A fair few people liked the book, Dad. I see them reading it across Australia and they’re enjoying themselves. You’re making them laugh and you’re making them cry and every time I see that book on a shelf somewhere I think about how much you’d have loved that sight. Maybe you can see it. I wrote it for you, Dad. That’s my gift to you this Christmas. Not a bathroom towel. Not a jam jar grip. A story. A love story where you’re a central character. You still are that central character. You always will be. Merry Christmas, Dad, and thanks for all of it. You did all the right things.
Merry Christmas and thanks for the extraordinary support.
An utterly wonderful novel of love, crime, magic, fate and coming of age, set in Brisbane’s violent working class suburban fringe – from one of Australia’s most exciting new writers.
Brisbane, 1983: A lost father, a mute brother, a mum in jail, a heroin dealer for a stepfather and a notorious crim for a babysitter. It’s not as if Eli’s life isn’t complicated enough already. He’s just trying to follow his heart, learning what it takes to be a good man, but life just keeps throwing obstacles in the way – not least of which is Tytus Broz, legendary Brisbane drug dealer.
But Eli’s life is about to get a whole lot more serious. He’s about to fall in love. And, oh yeah, he has to break into Boggo Road Gaol on Christmas Day, to save his mum.
A story of brotherhood, true love and the most unlikely of friendships, Boy Swallows Universe will be the most heartbreaking, joyous and exhilarating novel you will read all year.
‘Trent Dalton is the most extraordinary writer – a rare talent. A major new voice on the Australian literary scene has arrived.’ Nikki Gemmell
‘An astonishing achievement. Dalton is a breath of fresh air – raw, honest, funny, moving, he has created a novel of the most surprising and addictive nature. Unputdownable.’ David Wenham
‘I couldn’t stop reading from the moment I started, and I still can barely speak for the beauty of it. Trent Dalton has done something very special here, writing with grace, from his own broken heart.’ Caroline Overington
‘Enthralling – a moving account of sibling solidarity and the dogged pursuit of love.’ Geoffrey Robertson QC
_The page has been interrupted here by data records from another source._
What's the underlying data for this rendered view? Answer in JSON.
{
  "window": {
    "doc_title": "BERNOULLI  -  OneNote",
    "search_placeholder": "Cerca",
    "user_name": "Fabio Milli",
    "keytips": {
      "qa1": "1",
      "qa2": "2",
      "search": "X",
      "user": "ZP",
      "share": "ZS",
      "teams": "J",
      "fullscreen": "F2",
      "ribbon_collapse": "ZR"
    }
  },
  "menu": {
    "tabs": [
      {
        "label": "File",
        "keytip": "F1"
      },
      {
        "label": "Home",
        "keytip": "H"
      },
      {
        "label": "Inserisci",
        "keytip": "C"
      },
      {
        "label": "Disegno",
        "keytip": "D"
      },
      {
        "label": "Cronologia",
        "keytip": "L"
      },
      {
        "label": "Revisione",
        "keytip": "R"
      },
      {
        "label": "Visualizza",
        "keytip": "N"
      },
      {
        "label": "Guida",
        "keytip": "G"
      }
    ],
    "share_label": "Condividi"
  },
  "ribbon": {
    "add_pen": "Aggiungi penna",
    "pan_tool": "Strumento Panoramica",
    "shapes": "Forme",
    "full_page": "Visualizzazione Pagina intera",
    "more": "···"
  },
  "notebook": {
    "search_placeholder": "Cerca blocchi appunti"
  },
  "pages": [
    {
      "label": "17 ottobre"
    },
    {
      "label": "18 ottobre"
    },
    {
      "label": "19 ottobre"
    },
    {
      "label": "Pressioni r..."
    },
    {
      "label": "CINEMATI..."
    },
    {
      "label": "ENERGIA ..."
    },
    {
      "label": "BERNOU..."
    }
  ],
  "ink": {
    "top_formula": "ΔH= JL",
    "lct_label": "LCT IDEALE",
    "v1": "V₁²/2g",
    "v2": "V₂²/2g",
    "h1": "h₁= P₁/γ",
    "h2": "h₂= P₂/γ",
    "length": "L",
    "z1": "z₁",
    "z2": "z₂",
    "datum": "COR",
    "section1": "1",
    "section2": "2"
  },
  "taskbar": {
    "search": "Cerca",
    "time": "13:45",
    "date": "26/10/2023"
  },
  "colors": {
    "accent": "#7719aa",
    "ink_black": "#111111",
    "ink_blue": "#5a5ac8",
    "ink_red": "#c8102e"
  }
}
‘Stunning. My favourite novel for decades. Left me devastated but looking to the heavens.’ Tim Rogers
Posted on December 18, 2018 by Larissa